Before printing the listing, strip out its pictures and keep everything else exact.
#####
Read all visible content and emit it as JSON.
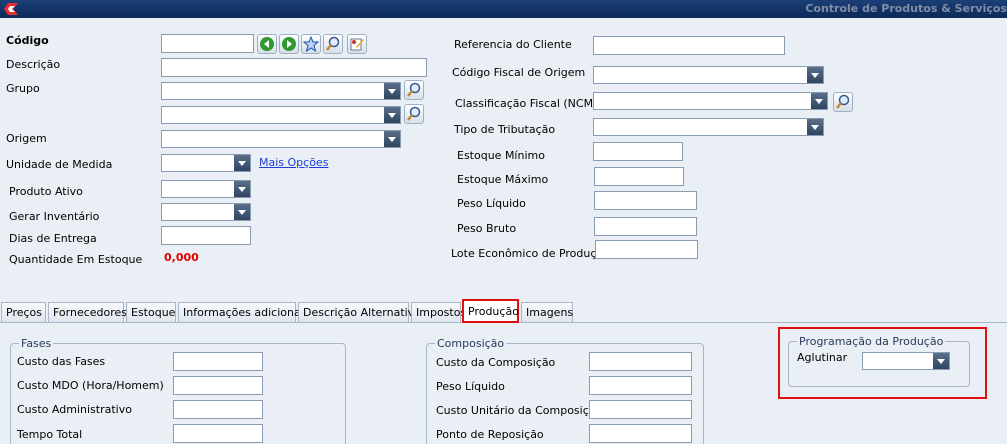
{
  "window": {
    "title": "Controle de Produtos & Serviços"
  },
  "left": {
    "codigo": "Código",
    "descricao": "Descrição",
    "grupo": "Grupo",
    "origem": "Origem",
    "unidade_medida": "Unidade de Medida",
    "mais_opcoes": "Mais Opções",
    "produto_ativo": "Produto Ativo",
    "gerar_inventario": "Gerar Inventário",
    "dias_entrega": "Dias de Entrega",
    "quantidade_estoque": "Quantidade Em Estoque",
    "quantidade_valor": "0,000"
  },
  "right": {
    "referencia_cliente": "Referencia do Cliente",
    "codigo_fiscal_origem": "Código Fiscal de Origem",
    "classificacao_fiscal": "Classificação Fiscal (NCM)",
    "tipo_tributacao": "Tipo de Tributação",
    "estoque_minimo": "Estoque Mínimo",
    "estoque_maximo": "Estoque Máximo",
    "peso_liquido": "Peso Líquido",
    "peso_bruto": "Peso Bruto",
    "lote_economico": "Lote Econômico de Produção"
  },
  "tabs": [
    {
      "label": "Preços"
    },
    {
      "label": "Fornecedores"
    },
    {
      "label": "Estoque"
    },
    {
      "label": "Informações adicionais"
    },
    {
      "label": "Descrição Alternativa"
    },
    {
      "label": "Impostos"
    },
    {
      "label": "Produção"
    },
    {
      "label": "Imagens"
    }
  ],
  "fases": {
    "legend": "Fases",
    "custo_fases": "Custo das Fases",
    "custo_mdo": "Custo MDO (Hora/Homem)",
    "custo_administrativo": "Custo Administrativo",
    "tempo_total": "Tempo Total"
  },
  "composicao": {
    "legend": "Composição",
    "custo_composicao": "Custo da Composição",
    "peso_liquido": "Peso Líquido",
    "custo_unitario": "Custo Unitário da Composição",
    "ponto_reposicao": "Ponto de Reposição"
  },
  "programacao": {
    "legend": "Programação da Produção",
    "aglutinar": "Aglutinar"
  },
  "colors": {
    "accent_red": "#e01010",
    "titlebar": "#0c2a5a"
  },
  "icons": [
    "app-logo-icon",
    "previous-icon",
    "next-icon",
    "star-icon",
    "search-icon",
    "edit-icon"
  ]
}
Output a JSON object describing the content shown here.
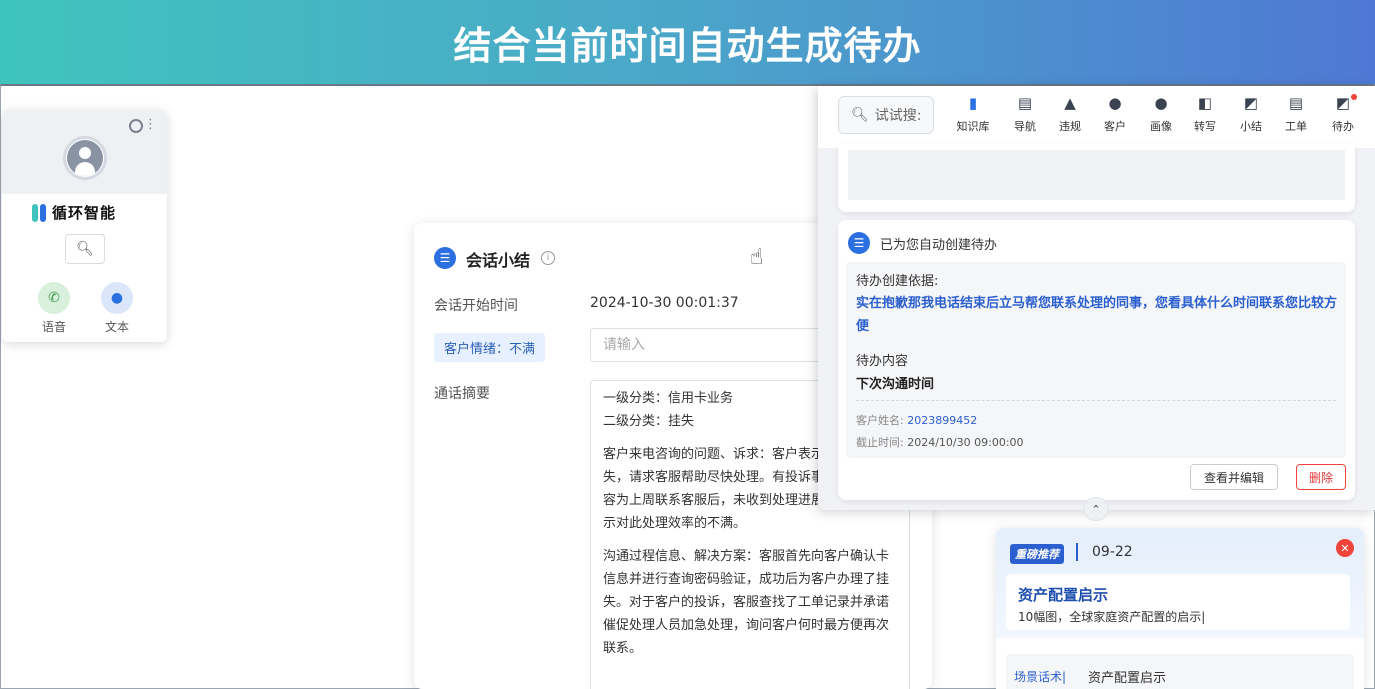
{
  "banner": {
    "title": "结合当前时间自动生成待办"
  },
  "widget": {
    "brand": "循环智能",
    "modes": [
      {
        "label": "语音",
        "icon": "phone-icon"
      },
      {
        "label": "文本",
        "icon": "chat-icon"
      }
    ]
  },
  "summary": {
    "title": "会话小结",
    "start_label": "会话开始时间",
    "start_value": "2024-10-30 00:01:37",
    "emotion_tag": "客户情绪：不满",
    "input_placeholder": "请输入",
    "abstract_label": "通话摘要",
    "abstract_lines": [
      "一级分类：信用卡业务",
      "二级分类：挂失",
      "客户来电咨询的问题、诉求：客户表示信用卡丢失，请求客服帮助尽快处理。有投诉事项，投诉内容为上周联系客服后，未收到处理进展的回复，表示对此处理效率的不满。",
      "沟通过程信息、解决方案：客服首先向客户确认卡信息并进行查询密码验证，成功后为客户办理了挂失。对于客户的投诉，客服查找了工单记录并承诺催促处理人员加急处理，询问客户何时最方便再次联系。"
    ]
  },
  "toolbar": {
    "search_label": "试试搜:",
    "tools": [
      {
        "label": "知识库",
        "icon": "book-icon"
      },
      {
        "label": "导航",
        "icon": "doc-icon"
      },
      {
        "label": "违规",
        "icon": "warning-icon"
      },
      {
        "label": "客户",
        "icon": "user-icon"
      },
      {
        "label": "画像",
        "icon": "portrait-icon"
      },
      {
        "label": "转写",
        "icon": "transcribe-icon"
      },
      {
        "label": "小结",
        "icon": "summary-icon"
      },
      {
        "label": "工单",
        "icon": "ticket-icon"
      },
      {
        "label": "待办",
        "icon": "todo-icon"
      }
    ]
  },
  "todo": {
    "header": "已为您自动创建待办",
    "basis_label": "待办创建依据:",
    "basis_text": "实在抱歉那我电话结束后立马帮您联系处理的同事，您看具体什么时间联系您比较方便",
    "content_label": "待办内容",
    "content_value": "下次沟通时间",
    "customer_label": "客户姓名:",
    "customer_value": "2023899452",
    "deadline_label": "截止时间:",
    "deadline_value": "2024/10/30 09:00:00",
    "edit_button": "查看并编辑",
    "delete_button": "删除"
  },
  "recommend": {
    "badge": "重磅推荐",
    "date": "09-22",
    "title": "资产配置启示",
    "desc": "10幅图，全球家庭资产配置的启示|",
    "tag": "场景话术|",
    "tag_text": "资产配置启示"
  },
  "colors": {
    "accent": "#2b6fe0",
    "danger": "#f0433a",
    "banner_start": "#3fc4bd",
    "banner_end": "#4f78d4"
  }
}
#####
OUTPUT OF THE EXERCISE
Read all visible content and emit it as JSON.
{
  "window": {
    "title": "Controle de Produtos & Serviços"
  },
  "left": {
    "codigo": "Código",
    "descricao": "Descrição",
    "grupo": "Grupo",
    "origem": "Origem",
    "unidade_medida": "Unidade de Medida",
    "mais_opcoes": "Mais Opções",
    "produto_ativo": "Produto Ativo",
    "gerar_inventario": "Gerar Inventário",
    "dias_entrega": "Dias de Entrega",
    "quantidade_estoque": "Quantidade Em Estoque",
    "quantidade_valor": "0,000"
  },
  "right": {
    "referencia_cliente": "Referencia do Cliente",
    "codigo_fiscal_origem": "Código Fiscal de Origem",
    "classificacao_fiscal": "Classificação Fiscal (NCM)",
    "tipo_tributacao": "Tipo de Tributação",
    "estoque_minimo": "Estoque Mínimo",
    "estoque_maximo": "Estoque Máximo",
    "peso_liquido": "Peso Líquido",
    "peso_bruto": "Peso Bruto",
    "lote_economico": "Lote Econômico de Produção"
  },
  "tabs": [
    {
      "label": "Preços"
    },
    {
      "label": "Fornecedores"
    },
    {
      "label": "Estoque"
    },
    {
      "label": "Informações adicionais"
    },
    {
      "label": "Descrição Alternativa"
    },
    {
      "label": "Impostos"
    },
    {
      "label": "Produção"
    },
    {
      "label": "Imagens"
    }
  ],
  "fases": {
    "legend": "Fases",
    "custo_fases": "Custo das Fases",
    "custo_mdo": "Custo MDO (Hora/Homem)",
    "custo_administrativo": "Custo Administrativo",
    "tempo_total": "Tempo Total"
  },
  "composicao": {
    "legend": "Composição",
    "custo_composicao": "Custo da Composição",
    "peso_liquido": "Peso Líquido",
    "custo_unitario": "Custo Unitário da Composição",
    "ponto_reposicao": "Ponto de Reposição"
  },
  "programacao": {
    "legend": "Programação da Produção",
    "aglutinar": "Aglutinar"
  },
  "colors": {
    "accent_red": "#e01010",
    "titlebar": "#0c2a5a"
  },
  "icons": [
    "app-logo-icon",
    "previous-icon",
    "next-icon",
    "star-icon",
    "search-icon",
    "edit-icon"
  ]
}
Output a JSON object describing the content shown here.
{
  "banner": {
    "title": "结合当前时间自动生成待办"
  },
  "widget": {
    "brand": "循环智能",
    "modes": [
      {
        "label": "语音",
        "icon": "phone-icon"
      },
      {
        "label": "文本",
        "icon": "chat-icon"
      }
    ]
  },
  "summary": {
    "title": "会话小结",
    "start_label": "会话开始时间",
    "start_value": "2024-10-30 00:01:37",
    "emotion_tag": "客户情绪：不满",
    "input_placeholder": "请输入",
    "abstract_label": "通话摘要",
    "abstract_lines": [
      "一级分类：信用卡业务",
      "二级分类：挂失",
      "客户来电咨询的问题、诉求：客户表示信用卡丢失，请求客服帮助尽快处理。有投诉事项，投诉内容为上周联系客服后，未收到处理进展的回复，表示对此处理效率的不满。",
      "沟通过程信息、解决方案：客服首先向客户确认卡信息并进行查询密码验证，成功后为客户办理了挂失。对于客户的投诉，客服查找了工单记录并承诺催促处理人员加急处理，询问客户何时最方便再次联系。"
    ]
  },
  "toolbar": {
    "search_label": "试试搜:",
    "tools": [
      {
        "label": "知识库",
        "icon": "book-icon"
      },
      {
        "label": "导航",
        "icon": "doc-icon"
      },
      {
        "label": "违规",
        "icon": "warning-icon"
      },
      {
        "label": "客户",
        "icon": "user-icon"
      },
      {
        "label": "画像",
        "icon": "portrait-icon"
      },
      {
        "label": "转写",
        "icon": "transcribe-icon"
      },
      {
        "label": "小结",
        "icon": "summary-icon"
      },
      {
        "label": "工单",
        "icon": "ticket-icon"
      },
      {
        "label": "待办",
        "icon": "todo-icon"
      }
    ]
  },
  "todo": {
    "header": "已为您自动创建待办",
    "basis_label": "待办创建依据:",
    "basis_text": "实在抱歉那我电话结束后立马帮您联系处理的同事，您看具体什么时间联系您比较方便",
    "content_label": "待办内容",
    "content_value": "下次沟通时间",
    "customer_label": "客户姓名:",
    "customer_value": "2023899452",
    "deadline_label": "截止时间:",
    "deadline_value": "2024/10/30 09:00:00",
    "edit_button": "查看并编辑",
    "delete_button": "删除"
  },
  "recommend": {
    "badge": "重磅推荐",
    "date": "09-22",
    "title": "资产配置启示",
    "desc": "10幅图，全球家庭资产配置的启示|",
    "tag": "场景话术|",
    "tag_text": "资产配置启示"
  },
  "colors": {
    "accent": "#2b6fe0",
    "danger": "#f0433a",
    "banner_start": "#3fc4bd",
    "banner_end": "#4f78d4"
  }
}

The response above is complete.